-- Nicholas Kristof
Pakistani women buried alive 'for choosing husbands'
A Pakistani politician has defended a decision to bury five women alive because they wanted to choose their own husbands.
Israr Ullah Zehri, who represents Baluchistan province, told a stunned parliament that northwestern tribesman had done nothing wrong in first shooting the women and then dumping them in a ditch.
"These are centuries-old traditions, and I will continue to defend them," he said.
"Only those who indulge in immoral acts should be afraid."
The women, three of whom were teenagers and whose "crime" was that they wished to choose who to marry, were still breathing as mud and stones were shovelled over their bodies, according to Human Rights Watch.
The three girls, thought to be aged between 16 and 18, were kidnapped by a group of men from their Umrani tribe and murdered in Baba Kot, a remote village in Jafferabad district.
According to some reports, Baluchistan government vehicles were used to abduct the girls, and the killing was overseen by a tribal chief who is the brother of a provincial minister from the ruling Pakistan People's Party.
Some accounts said that two older relatives had tried to intervene, but they too were shot and buried alive with the teenagers.
More than six weeks after the deaths no one has been arrested and human rights groups have accused local authorities of trying to cover up the executions.
Mr Zehri told parliament that a fuss should not be made over the killings, however several politicians stood up in protest, describing the so-called honour killings as "barbaric".
Human Rights Watch described the murders as a "heinous criminal offence".
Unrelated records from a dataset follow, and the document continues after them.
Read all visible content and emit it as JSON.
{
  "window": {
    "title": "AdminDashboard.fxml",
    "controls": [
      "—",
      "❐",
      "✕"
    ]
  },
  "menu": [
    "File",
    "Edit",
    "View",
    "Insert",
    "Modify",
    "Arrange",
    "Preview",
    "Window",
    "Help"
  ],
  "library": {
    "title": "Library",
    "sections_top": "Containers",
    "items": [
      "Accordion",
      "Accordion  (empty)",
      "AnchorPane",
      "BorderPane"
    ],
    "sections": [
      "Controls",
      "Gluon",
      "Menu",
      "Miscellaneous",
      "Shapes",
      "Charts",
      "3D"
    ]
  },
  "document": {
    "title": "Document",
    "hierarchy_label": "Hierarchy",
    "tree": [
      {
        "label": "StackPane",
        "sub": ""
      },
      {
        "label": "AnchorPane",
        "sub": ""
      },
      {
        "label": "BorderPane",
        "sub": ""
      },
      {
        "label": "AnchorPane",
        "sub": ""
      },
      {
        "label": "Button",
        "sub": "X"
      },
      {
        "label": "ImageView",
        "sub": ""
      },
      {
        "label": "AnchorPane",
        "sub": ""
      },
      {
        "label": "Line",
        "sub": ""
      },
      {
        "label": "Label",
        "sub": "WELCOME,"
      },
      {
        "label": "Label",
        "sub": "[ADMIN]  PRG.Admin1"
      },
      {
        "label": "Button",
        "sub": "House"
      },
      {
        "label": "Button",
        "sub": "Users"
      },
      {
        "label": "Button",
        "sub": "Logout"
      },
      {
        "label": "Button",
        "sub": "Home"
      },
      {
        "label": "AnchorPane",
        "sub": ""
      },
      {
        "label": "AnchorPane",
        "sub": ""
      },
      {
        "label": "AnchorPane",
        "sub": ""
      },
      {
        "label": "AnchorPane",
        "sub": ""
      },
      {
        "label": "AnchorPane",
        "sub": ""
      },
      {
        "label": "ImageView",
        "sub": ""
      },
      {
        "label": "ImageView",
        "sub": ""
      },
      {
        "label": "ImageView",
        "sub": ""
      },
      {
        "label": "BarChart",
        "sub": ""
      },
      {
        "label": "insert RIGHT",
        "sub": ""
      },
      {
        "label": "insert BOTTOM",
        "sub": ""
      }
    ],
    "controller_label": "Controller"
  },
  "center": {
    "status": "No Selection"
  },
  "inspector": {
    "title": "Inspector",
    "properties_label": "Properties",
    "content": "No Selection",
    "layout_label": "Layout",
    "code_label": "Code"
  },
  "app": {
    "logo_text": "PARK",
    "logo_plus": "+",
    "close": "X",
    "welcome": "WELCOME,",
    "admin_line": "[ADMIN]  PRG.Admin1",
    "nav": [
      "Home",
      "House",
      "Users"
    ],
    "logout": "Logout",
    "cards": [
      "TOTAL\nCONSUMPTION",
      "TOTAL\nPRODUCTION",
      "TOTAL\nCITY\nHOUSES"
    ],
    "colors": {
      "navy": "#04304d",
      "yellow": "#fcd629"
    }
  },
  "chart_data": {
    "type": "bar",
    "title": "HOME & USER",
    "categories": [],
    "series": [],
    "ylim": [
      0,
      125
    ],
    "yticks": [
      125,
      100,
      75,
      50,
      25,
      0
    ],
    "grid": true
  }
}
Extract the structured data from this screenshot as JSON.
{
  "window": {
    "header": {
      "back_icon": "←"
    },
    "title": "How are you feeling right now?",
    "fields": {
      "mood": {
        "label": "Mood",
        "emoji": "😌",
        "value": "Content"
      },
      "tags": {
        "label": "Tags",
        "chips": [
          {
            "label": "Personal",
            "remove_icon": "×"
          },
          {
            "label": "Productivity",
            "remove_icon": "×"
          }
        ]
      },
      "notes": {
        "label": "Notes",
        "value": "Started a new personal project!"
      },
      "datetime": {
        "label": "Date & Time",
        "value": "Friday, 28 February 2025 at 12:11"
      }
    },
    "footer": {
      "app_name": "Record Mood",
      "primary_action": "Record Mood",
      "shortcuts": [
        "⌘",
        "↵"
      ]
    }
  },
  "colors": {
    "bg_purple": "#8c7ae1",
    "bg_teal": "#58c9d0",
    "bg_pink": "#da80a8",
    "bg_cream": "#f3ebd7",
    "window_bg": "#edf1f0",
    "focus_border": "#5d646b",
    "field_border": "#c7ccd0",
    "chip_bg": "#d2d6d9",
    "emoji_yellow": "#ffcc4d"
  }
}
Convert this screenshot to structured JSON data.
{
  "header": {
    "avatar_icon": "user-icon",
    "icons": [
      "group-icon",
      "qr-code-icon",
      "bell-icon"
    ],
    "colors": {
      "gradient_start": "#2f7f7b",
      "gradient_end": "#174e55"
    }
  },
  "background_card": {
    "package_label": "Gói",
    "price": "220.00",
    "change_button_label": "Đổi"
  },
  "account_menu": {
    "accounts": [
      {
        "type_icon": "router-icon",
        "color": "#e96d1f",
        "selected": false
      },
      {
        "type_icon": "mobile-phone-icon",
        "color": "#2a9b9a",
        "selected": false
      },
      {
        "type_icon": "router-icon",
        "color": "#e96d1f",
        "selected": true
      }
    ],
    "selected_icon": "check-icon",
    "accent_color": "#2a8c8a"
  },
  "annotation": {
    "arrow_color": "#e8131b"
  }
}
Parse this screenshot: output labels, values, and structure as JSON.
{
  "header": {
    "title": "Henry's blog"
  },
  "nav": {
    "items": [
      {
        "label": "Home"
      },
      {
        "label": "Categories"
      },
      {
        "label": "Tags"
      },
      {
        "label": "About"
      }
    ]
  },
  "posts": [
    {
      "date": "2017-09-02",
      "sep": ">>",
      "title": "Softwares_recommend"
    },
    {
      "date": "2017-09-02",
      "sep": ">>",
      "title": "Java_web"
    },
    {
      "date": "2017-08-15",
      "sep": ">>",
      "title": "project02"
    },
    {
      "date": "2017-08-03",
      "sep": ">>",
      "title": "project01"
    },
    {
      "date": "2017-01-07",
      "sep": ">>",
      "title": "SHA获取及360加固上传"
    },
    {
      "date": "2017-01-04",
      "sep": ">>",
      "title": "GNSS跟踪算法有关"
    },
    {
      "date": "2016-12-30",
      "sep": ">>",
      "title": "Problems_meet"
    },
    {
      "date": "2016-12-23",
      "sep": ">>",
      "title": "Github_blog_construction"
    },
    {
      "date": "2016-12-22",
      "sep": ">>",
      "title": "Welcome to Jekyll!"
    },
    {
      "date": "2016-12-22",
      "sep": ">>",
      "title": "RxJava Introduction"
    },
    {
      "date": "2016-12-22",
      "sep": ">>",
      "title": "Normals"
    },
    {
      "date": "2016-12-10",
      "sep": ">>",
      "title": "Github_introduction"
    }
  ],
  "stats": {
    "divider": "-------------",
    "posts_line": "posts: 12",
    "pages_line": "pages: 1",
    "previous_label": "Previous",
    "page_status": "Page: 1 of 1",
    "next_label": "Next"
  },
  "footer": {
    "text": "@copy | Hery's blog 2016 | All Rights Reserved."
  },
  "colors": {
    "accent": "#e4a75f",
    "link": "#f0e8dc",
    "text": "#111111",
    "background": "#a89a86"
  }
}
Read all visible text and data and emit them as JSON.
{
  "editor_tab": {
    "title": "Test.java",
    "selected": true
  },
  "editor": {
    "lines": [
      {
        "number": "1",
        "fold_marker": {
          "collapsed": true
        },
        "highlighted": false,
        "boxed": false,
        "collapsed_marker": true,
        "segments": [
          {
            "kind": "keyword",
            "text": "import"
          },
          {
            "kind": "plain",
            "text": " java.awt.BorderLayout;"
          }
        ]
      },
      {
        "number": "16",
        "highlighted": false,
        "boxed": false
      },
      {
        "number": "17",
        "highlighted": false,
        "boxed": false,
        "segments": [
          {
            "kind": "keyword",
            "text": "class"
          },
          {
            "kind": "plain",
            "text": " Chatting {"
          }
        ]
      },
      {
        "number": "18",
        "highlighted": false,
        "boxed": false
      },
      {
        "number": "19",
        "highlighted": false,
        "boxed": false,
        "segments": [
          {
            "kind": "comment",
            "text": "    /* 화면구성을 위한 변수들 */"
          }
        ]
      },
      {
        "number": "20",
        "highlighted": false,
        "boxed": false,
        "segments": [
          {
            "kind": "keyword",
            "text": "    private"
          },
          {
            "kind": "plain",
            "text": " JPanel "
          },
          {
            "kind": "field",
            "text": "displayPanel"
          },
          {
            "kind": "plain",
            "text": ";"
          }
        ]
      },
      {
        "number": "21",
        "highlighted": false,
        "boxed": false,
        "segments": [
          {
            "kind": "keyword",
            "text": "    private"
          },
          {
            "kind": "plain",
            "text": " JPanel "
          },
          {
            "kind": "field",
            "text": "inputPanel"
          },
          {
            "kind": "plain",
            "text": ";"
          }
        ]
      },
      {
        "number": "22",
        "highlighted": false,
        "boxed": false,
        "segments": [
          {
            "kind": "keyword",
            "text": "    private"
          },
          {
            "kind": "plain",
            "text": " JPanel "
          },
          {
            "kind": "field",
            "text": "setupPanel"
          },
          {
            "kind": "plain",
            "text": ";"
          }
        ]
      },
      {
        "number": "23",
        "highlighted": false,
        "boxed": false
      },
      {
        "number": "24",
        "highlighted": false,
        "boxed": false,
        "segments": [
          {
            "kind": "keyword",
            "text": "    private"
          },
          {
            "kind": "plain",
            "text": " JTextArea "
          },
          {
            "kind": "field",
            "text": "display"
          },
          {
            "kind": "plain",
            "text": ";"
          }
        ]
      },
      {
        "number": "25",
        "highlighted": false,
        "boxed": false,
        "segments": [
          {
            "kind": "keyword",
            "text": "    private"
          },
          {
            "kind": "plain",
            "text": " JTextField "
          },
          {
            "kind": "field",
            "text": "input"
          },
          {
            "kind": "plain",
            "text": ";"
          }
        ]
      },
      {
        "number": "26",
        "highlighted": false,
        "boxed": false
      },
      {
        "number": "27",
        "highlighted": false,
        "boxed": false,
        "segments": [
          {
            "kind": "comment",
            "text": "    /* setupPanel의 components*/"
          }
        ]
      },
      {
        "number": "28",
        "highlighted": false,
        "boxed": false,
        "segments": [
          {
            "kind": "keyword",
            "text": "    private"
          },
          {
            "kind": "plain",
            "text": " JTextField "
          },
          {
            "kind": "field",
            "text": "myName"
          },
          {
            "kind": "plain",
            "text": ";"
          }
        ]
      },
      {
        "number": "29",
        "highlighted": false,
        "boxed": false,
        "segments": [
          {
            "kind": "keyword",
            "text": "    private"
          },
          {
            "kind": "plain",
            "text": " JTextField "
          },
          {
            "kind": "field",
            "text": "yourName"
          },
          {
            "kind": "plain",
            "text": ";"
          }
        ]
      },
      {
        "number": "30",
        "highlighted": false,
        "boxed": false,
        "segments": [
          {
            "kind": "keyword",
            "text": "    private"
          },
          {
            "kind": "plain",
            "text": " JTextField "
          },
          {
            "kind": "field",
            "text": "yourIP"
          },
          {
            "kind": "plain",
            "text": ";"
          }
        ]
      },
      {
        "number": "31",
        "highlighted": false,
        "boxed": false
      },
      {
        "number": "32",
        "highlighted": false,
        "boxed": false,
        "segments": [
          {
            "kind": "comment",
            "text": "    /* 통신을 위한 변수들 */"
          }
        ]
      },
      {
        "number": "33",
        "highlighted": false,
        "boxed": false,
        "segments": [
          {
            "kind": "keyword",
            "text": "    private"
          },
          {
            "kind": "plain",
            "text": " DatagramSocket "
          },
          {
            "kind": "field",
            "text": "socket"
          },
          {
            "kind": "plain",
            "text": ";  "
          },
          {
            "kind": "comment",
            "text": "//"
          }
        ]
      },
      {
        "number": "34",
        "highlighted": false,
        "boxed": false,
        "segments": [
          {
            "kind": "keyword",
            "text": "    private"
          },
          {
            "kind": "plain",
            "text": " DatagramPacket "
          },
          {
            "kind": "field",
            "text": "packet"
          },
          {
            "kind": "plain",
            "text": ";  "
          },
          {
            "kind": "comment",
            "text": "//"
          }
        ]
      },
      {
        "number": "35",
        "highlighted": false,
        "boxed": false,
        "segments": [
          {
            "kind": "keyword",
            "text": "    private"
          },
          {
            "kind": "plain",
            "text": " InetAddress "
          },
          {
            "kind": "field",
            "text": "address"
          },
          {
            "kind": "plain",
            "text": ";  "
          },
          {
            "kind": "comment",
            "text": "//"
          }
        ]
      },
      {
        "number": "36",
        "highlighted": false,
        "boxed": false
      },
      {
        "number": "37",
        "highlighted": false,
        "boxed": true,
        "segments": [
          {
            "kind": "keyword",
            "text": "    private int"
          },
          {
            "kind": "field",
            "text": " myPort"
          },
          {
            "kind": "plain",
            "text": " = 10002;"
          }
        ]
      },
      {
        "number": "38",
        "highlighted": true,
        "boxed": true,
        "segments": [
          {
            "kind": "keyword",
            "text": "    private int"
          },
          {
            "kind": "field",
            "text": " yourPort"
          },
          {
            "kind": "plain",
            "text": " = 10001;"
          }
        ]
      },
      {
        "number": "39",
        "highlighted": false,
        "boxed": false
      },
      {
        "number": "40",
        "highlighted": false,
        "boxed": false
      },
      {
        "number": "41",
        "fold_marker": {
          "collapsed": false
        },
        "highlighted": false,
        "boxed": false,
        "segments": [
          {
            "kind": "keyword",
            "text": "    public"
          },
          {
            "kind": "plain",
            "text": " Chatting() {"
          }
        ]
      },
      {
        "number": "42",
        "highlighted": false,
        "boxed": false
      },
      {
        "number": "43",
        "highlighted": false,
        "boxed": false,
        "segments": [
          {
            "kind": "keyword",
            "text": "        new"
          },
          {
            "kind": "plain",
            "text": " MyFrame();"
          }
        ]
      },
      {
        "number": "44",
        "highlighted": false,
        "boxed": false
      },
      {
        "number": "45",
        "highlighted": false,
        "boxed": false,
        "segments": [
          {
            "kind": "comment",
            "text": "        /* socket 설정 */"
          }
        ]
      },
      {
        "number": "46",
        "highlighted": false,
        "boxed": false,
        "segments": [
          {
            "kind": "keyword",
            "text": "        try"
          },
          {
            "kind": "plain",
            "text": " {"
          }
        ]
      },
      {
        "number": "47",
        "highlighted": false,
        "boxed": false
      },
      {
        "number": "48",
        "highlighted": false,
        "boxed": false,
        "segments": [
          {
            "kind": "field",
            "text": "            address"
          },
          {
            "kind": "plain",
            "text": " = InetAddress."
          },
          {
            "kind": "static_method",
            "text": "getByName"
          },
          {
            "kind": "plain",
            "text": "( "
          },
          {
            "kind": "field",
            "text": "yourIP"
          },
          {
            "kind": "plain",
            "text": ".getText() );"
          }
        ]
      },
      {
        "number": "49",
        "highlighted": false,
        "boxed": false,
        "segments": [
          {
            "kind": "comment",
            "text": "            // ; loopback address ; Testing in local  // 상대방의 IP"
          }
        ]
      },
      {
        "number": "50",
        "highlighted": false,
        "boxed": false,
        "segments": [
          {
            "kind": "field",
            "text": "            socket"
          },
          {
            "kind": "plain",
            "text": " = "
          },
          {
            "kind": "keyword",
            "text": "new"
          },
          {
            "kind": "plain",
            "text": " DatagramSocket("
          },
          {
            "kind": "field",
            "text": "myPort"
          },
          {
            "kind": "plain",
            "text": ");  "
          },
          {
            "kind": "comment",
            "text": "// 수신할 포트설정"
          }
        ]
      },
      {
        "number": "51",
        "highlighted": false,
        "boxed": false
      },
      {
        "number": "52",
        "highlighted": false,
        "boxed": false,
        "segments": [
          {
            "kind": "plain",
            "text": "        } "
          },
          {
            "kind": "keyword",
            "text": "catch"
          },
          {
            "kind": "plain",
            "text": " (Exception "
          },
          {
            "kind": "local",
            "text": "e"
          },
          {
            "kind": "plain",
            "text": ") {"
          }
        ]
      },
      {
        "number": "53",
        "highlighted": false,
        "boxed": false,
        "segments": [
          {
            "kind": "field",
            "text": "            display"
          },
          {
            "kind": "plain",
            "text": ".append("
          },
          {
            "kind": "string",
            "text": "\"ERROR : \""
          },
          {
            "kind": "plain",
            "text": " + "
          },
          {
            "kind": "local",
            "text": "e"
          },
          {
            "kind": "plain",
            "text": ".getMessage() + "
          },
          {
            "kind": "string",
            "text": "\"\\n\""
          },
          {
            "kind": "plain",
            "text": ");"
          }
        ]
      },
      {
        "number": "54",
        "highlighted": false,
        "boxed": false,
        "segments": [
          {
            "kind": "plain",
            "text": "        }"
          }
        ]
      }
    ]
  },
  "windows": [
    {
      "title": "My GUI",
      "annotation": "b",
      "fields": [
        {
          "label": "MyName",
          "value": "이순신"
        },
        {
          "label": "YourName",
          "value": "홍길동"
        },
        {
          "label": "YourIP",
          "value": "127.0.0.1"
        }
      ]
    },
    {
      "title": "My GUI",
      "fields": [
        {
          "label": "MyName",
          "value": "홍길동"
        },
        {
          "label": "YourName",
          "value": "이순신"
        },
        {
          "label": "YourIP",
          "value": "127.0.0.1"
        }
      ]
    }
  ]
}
The Pakistani Daily News condemned the killings and called for those responsible to be brought to justice.
"Surely the government should be seeking the murderers, not protect (them) through some dark conspiracy of silence. The fact the act was 'kept quiet' means the government sympathises with such doings," an editorial said.